      Scorched earth can be seen as remnants of an active fire season and serve as a reminder of the dangers of campground fires.

      Firefighters are continuing their efforts to contain a brushfire on Sugarloaf Mountain that has now spread to six-and-a-half acres. The fire was most likely caused by an improperly extinguished fire, according to officials.

      The organic material in the forest is sometimes six to eight inches deep, said Doug Barry of the DNR at Van Riper State Park. So they put the fire out on top, but that smolders underneath, way down six, eight inches underground.

      Some campers will then leave the area, neglecting the unseen fire beneath the surface.

      "It may follow a route or follow a rock crevice and pop up somewhere completely different. You may have thought you put it out, but it pops up somewhere else," Barry said.

      Officials are warning curious onlookers to stay away from the affected area. Trees have been collapsing as the fire has eaten away at the organic material and roots supporting them.

      Thus far, there have been 150 wildfires in Michigan, 50 of them in the U.P.

      "Typically in Michigan, April and May are really common for wildfires, said Bryce Avery of the DNR Fire Department. Then you get into a drought like this year, and July, August and September can have significant activity."
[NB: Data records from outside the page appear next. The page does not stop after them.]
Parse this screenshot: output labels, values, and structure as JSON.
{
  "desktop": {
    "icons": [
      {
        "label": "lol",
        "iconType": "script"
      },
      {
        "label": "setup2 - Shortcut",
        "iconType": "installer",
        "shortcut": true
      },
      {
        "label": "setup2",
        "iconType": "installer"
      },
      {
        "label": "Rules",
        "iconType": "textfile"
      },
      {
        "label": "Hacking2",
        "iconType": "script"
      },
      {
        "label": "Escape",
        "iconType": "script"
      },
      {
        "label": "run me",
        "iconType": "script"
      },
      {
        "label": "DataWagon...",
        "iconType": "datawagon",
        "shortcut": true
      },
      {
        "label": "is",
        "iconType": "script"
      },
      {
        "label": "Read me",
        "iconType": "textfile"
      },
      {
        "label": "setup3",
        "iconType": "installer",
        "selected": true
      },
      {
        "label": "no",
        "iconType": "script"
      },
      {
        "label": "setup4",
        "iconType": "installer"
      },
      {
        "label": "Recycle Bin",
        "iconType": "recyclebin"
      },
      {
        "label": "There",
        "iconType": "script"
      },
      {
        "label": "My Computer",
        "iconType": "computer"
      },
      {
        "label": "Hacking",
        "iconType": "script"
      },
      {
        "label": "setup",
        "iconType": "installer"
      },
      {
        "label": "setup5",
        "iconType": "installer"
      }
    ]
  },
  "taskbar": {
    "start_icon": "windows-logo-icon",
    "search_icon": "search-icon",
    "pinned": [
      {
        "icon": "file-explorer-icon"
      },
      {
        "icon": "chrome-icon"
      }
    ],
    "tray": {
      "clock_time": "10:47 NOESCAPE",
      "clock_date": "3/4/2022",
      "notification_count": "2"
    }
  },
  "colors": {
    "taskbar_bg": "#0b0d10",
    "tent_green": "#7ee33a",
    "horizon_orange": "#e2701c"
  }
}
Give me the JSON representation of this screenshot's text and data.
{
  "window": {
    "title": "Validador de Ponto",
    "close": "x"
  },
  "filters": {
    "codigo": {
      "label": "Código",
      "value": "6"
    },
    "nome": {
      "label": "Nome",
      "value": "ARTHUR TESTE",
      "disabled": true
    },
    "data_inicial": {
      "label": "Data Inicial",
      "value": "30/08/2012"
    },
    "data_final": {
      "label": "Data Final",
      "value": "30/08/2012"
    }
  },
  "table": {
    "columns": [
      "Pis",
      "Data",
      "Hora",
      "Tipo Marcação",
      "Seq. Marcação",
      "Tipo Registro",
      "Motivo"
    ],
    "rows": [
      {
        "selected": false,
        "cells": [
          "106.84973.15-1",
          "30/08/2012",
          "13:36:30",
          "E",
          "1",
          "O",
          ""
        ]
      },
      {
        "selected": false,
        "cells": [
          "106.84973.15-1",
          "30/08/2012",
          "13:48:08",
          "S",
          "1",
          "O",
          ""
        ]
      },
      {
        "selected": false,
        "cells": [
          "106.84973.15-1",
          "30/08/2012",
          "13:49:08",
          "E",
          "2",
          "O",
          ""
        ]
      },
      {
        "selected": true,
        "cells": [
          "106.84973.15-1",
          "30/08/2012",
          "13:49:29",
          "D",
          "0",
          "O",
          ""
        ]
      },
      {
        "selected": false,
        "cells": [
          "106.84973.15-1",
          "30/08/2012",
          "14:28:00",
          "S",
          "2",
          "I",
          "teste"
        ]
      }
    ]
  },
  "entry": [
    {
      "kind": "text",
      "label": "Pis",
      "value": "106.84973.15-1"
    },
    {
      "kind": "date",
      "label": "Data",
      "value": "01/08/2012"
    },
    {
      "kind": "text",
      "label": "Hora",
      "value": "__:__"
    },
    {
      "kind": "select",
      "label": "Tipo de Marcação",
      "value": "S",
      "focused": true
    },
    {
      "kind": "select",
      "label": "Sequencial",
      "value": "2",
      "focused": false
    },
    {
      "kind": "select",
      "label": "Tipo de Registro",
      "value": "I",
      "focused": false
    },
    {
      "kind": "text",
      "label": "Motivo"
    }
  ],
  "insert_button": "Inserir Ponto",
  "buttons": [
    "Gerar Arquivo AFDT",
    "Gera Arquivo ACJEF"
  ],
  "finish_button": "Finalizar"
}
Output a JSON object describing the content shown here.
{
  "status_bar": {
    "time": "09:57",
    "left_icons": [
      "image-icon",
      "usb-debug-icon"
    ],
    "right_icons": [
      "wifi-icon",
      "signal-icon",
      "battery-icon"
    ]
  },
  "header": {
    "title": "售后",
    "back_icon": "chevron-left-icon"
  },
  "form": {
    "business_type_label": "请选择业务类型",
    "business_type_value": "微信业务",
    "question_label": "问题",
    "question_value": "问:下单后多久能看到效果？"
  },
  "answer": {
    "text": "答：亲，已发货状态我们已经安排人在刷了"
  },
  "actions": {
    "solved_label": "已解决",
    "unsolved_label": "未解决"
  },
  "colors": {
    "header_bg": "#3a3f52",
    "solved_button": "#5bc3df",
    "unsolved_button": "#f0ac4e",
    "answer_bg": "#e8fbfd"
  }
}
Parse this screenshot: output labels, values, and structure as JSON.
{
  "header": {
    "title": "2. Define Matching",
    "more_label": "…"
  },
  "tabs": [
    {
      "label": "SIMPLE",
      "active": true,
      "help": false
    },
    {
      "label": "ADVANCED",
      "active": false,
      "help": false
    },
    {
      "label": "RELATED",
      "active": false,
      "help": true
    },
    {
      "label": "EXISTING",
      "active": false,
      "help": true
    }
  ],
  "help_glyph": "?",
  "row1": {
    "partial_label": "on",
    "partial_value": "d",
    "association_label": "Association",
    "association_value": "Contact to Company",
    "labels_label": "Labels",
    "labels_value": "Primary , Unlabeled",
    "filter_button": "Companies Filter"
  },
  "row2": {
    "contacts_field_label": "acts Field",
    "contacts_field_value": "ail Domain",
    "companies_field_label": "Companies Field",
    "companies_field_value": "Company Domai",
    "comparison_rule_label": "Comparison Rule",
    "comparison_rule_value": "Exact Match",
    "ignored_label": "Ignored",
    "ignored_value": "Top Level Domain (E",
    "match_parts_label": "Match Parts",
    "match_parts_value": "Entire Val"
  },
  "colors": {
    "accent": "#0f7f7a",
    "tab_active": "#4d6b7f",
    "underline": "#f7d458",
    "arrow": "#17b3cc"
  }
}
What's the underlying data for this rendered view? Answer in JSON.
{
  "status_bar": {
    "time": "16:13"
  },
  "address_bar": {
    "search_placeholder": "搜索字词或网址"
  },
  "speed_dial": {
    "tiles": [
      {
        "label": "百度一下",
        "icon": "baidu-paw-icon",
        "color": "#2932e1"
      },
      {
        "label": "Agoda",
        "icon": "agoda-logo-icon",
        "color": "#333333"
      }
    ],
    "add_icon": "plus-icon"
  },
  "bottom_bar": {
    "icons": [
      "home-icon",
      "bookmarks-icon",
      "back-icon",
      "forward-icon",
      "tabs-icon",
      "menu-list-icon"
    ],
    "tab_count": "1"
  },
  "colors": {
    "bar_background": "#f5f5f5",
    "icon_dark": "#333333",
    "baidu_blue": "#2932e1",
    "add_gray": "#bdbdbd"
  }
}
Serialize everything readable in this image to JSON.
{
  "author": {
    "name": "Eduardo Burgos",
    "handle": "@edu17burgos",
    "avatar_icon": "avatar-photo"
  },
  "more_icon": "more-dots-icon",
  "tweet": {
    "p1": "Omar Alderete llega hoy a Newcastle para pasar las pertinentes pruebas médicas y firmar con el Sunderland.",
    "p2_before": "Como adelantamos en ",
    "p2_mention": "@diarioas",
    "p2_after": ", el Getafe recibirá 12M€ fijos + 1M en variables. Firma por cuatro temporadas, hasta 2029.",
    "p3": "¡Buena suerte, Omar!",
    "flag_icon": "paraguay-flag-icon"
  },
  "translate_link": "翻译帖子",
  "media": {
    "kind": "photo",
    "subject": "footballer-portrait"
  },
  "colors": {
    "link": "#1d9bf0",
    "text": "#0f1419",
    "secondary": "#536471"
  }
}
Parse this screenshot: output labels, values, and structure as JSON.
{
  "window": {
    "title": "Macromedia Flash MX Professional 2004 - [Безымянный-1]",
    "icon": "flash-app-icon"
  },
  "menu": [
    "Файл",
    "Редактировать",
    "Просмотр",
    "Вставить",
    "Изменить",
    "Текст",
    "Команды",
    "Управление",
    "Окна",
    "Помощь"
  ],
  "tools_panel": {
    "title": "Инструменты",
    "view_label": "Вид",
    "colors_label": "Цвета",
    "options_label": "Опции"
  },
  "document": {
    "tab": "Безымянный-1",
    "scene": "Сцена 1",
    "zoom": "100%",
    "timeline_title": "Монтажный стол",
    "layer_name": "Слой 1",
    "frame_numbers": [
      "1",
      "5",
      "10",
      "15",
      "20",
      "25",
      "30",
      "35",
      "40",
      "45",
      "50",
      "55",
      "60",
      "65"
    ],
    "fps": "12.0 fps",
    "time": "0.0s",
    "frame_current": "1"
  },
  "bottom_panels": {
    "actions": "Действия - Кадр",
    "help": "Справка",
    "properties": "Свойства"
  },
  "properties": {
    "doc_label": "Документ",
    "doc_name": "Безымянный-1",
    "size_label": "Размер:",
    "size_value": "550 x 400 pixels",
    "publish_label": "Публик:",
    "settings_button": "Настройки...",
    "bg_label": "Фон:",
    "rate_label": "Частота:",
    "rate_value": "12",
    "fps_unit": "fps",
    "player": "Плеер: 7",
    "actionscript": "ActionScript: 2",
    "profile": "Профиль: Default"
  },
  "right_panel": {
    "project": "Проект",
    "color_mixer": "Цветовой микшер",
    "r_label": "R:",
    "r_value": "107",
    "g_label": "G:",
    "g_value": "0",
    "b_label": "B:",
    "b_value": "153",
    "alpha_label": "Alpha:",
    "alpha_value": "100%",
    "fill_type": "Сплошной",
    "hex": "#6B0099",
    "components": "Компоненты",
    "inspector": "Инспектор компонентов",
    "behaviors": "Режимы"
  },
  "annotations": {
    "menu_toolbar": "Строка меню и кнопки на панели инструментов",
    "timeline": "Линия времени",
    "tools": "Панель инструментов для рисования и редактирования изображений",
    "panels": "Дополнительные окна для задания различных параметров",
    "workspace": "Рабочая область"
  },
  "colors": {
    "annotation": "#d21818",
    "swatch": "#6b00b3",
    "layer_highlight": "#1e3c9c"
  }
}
      So far the DNR has battled the majority of the blazes, including the one on Sugarloaf. And with the lack of significant rain, officials estimate it could take several more days to extinguish fire.

      If you are camping this holiday weekend, officials warn against campfires. But if you do, be sure to thoroughly douse the fire with water and stir deep into the ground.

      The consequences of carelessness could be scarring.